Science Focus - the home of BBC Science Focus Magazine
Does cracking your knuckles cause arthritis? © Dan Bright

Does cracking your knuckles cause arthritis?

It may feel finger-clicking great, but is there any harm in the habit?

Our joints contain synovial fluid, a sac of liquid which acts as a lubricant, protecting bones from grinding against each other. When someone cracks their knuckles, they increase the space in the joint, causing bubbles of gas (think oxygen, nitrogen and carbon dioxide) to form in the fluid. It’s the popping of these bubbles that make the cracking noise.


While it may sound worrying, there isn’t actually much evidence to suggest this is dangerous – or increases the risk of getting arthritis. The most important risk factors for developing arthritis are family history, age, gender, joint injury, and lifestyle elements such as smoking and obesity.

It is true that people with arthritis sometimes find their joints crack, but this is because their cartilage has already been damaged. Cracking isn’t usually the most common symptom of arthritis, either.

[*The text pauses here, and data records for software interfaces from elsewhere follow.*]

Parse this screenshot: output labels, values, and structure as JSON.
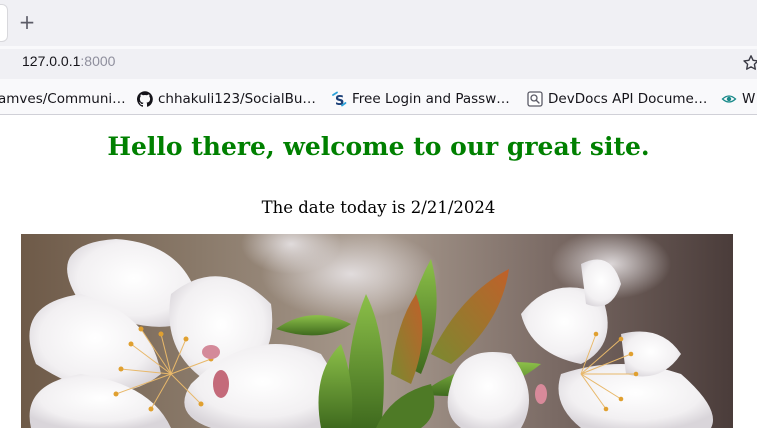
{
  "browser": {
    "new_tab_symbol": "+",
    "address": {
      "host": "127.0.0.1",
      "port": ":8000"
    },
    "bookmarks": [
      {
        "label": "amves/Communi…",
        "icon": "none"
      },
      {
        "label": "chhakuli123/SocialBu…",
        "icon": "github-icon"
      },
      {
        "label": "Free Login and Passw…",
        "icon": "s-logo-icon"
      },
      {
        "label": "DevDocs API Docume…",
        "icon": "search-box-icon"
      },
      {
        "label": "W",
        "icon": "eye-icon"
      }
    ],
    "colors": {
      "tabbar": "#f0f0f4",
      "toolbar": "#f9f9fb"
    }
  },
  "page": {
    "heading": "Hello there, welcome to our great site.",
    "date_text": "The date today is 2/21/2024",
    "heading_color": "#008000"
  }
}
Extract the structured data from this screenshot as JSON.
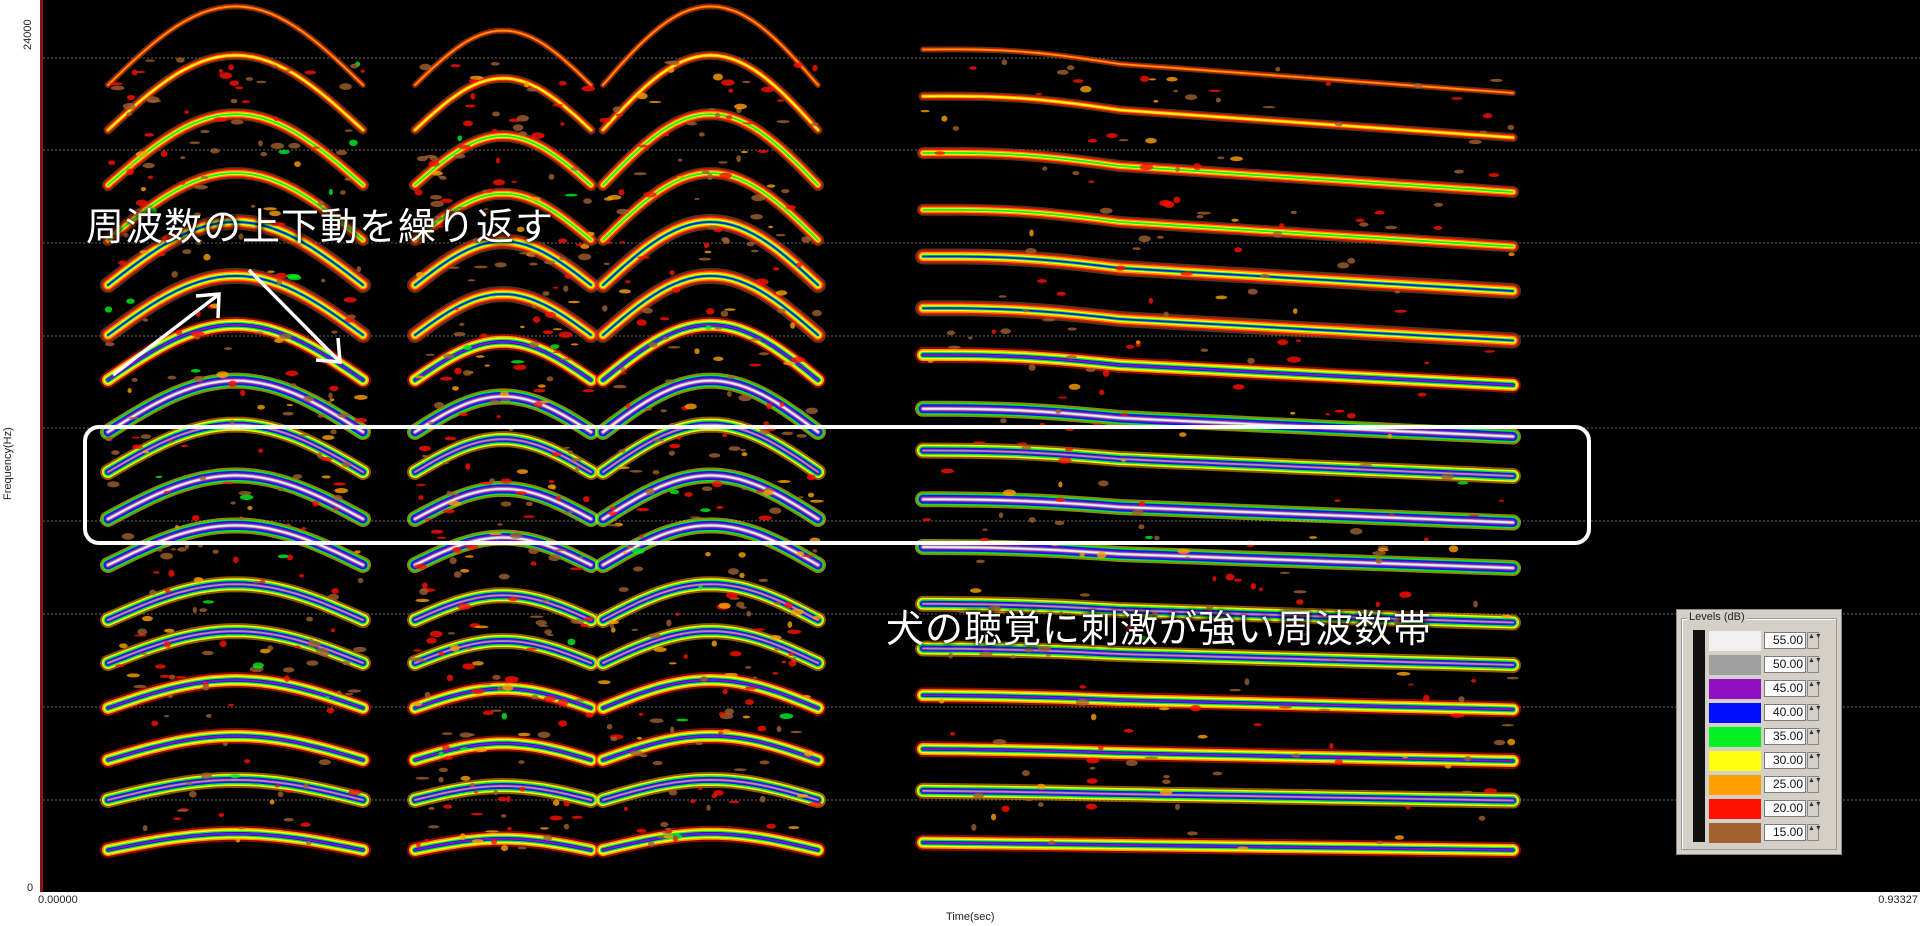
{
  "chart_data": {
    "type": "heatmap",
    "title": "",
    "xlabel": "Time(sec)",
    "ylabel": "Frequency(Hz)",
    "xlim": [
      0.0,
      0.93327
    ],
    "ylim": [
      0,
      24000
    ],
    "x_tick_labels": [
      "0.00000",
      "0.93327"
    ],
    "y_tick_labels": [
      "0",
      "24000"
    ],
    "grid": true,
    "legend": {
      "title": "Levels (dB)",
      "placement": "bottom-right",
      "levels": [
        {
          "value": "55.00",
          "color": "#f0f0f0"
        },
        {
          "value": "50.00",
          "color": "#a0a0a0"
        },
        {
          "value": "45.00",
          "color": "#9010c0"
        },
        {
          "value": "40.00",
          "color": "#0010ff"
        },
        {
          "value": "35.00",
          "color": "#00f020"
        },
        {
          "value": "30.00",
          "color": "#ffff10"
        },
        {
          "value": "25.00",
          "color": "#ffa000"
        },
        {
          "value": "20.00",
          "color": "#ff1000"
        },
        {
          "value": "15.00",
          "color": "#a06030"
        }
      ]
    },
    "annotations": [
      {
        "text": "周波数の上下動を繰り返す"
      },
      {
        "text": "犬の聴覚に刺激が強い周波数帯"
      }
    ]
  }
}
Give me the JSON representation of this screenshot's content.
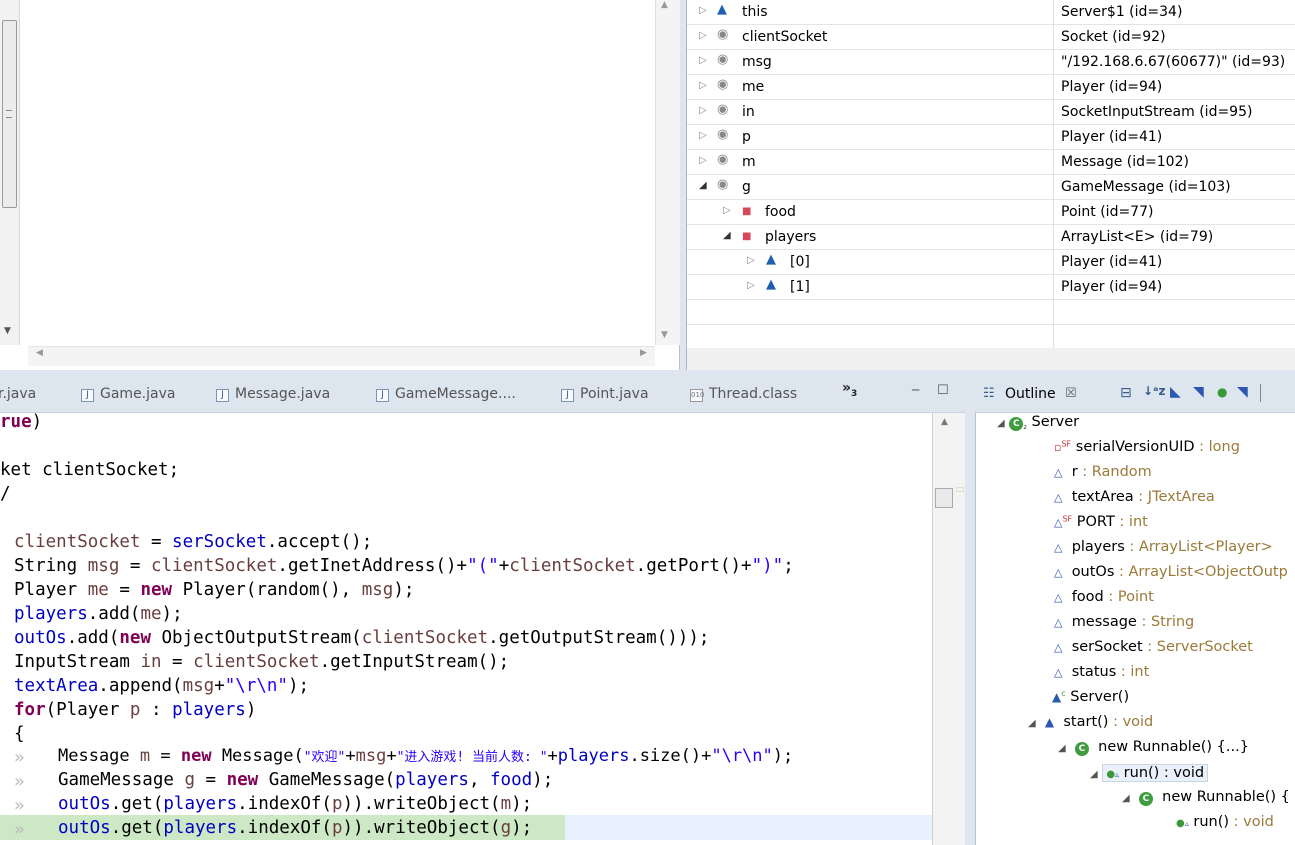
{
  "variables": {
    "rows": [
      {
        "twisty": "▷",
        "icon": "▲",
        "name": "this",
        "value": "Server$1  (id=34)"
      },
      {
        "twisty": "▷",
        "icon": "◉",
        "name": "clientSocket",
        "value": "Socket  (id=92)"
      },
      {
        "twisty": "▷",
        "icon": "◉",
        "name": "msg",
        "value": "\"/192.168.6.67(60677)\" (id=93)"
      },
      {
        "twisty": "▷",
        "icon": "◉",
        "name": "me",
        "value": "Player  (id=94)"
      },
      {
        "twisty": "▷",
        "icon": "◉",
        "name": "in",
        "value": "SocketInputStream  (id=95)"
      },
      {
        "twisty": "▷",
        "icon": "◉",
        "name": "p",
        "value": "Player  (id=41)"
      },
      {
        "twisty": "▷",
        "icon": "◉",
        "name": "m",
        "value": "Message  (id=102)"
      },
      {
        "twisty": "◢",
        "icon": "◉",
        "name": "g",
        "value": "GameMessage  (id=103)"
      },
      {
        "twisty": "▷",
        "icon": "■",
        "name": "food",
        "value": "Point  (id=77)"
      },
      {
        "twisty": "◢",
        "icon": "■",
        "name": "players",
        "value": "ArrayList<E>  (id=79)"
      },
      {
        "twisty": "▷",
        "icon": "▲",
        "name": "[0]",
        "value": "Player  (id=41)"
      },
      {
        "twisty": "▷",
        "icon": "▲",
        "name": "[1]",
        "value": "Player  (id=94)"
      }
    ]
  },
  "tabs": {
    "t0": "r.java",
    "t1": "Game.java",
    "t2": "Message.java",
    "t3": "GameMessage....",
    "t4": "Point.java",
    "t5": "Thread.class",
    "overflow": "»",
    "overflow_count": "3",
    "minimize": "─",
    "maximize": "☐"
  },
  "editor": {
    "l1_rest": ")",
    "l1_kw": "rue",
    "l2": "ket clientSocket;",
    "l3": "/",
    "c1_var": "clientSocket",
    "c1_mid": " = ",
    "c1_fld": "serSocket",
    "c1_end": ".accept();",
    "c2_a": "String ",
    "c2_var": "msg",
    "c2_b": " = ",
    "c2_var2": "clientSocket",
    "c2_c": ".getInetAddress()+",
    "c2_str": "\"(\"",
    "c2_d": "+",
    "c2_var3": "clientSocket",
    "c2_e": ".getPort()+",
    "c2_str2": "\")\"",
    "c2_f": ";",
    "c3_a": "Player ",
    "c3_var": "me",
    "c3_b": " = ",
    "c3_kw": "new",
    "c3_c": " Player(random(), ",
    "c3_var2": "msg",
    "c3_d": ");",
    "c4_fld": "players",
    "c4_a": ".add(",
    "c4_var": "me",
    "c4_b": ");",
    "c5_fld": "outOs",
    "c5_a": ".add(",
    "c5_kw": "new",
    "c5_b": " ObjectOutputStream(",
    "c5_var": "clientSocket",
    "c5_c": ".getOutputStream()));",
    "c6_a": "InputStream ",
    "c6_var": "in",
    "c6_b": " = ",
    "c6_var2": "clientSocket",
    "c6_c": ".getInputStream();",
    "c7_fld": "textArea",
    "c7_a": ".append(",
    "c7_var": "msg",
    "c7_b": "+",
    "c7_str": "\"\\r\\n\"",
    "c7_c": ");",
    "c8_kw": "for",
    "c8_a": "(Player ",
    "c8_var": "p",
    "c8_b": " : ",
    "c8_fld": "players",
    "c8_c": ")",
    "c9": "{",
    "ws": "»",
    "c10_a": "Message ",
    "c10_var": "m",
    "c10_b": " = ",
    "c10_kw": "new",
    "c10_c": " Message(",
    "c10_str": "\"欢迎\"",
    "c10_d": "+",
    "c10_var2": "msg",
    "c10_e": "+",
    "c10_str2": "\"进入游戏! 当前人数: \"",
    "c10_f": "+",
    "c10_fld": "players",
    "c10_g": ".size()+",
    "c10_str3": "\"\\r\\n\"",
    "c10_h": ");",
    "c11_a": "GameMessage ",
    "c11_var": "g",
    "c11_b": " = ",
    "c11_kw": "new",
    "c11_c": " GameMessage(",
    "c11_fld": "players",
    "c11_d": ", ",
    "c11_fld2": "food",
    "c11_e": ");",
    "c12_fld": "outOs",
    "c12_a": ".get(",
    "c12_fld2": "players",
    "c12_b": ".indexOf(",
    "c12_var": "p",
    "c12_c": ")).writeObject(",
    "c12_var2": "m",
    "c12_d": ");",
    "c13_fld": "outOs",
    "c13_a": ".get(",
    "c13_fld2": "players",
    "c13_b": ".indexOf(",
    "c13_var": "p",
    "c13_c": ")).writeObject(",
    "c13_var2": "g",
    "c13_d": ");"
  },
  "outline": {
    "title": "Outline",
    "close": "☒",
    "rows": {
      "server": "Server",
      "serial_name": "serialVersionUID",
      "serial_type": " : long",
      "r_name": "r",
      "r_type": " : Random",
      "textarea_name": "textArea",
      "textarea_type": " : JTextArea",
      "port_name": "PORT",
      "port_type": " : int",
      "players_name": "players",
      "players_type": " : ArrayList<Player>",
      "outos_name": "outOs",
      "outos_type": " : ArrayList<ObjectOutp",
      "food_name": "food",
      "food_type": " : Point",
      "message_name": "message",
      "message_type": " : String",
      "sersocket_name": "serSocket",
      "sersocket_type": " : ServerSocket",
      "status_name": "status",
      "status_type": " : int",
      "ctor": "Server()",
      "start_name": "start()",
      "start_type": " : void",
      "runnable1": "new Runnable() {...}",
      "run1_name": "run()",
      "run1_type": " : void",
      "runnable2": "new Runnable() {",
      "run2_name": "run()",
      "run2_type": " : void"
    }
  },
  "colors": {
    "keyword": "#7f0055",
    "field": "#0000c0",
    "local": "#6a3e3e",
    "string": "#2a00ff",
    "current_line": "#cde8c5"
  }
}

Although there are isolated reports of self-injury caused from cracking knuckles, such as sprained ligaments, these are very rare. You’re much more likely to harm yourself by cracking joints in your spine and neck, which are surrounded by important blood vessels.

All in all, if you want to stop someone cracking their knuckles, you need to give a better excuse than worrying about their arthritis odds.

Asked by: Katy Wilkins, Aberdeen

Read more:


To submit your questions email us at (don't forget to include your name and location)


Dr Nish Manek is a GP in London. She completed her medical degree at Imperial College and was runner-up in the University of London Gold Medal. Manek has also developed teaching courses for Oxford Medical School, and has penned articles for The Guardian and Pulse magazine.


Sponsored content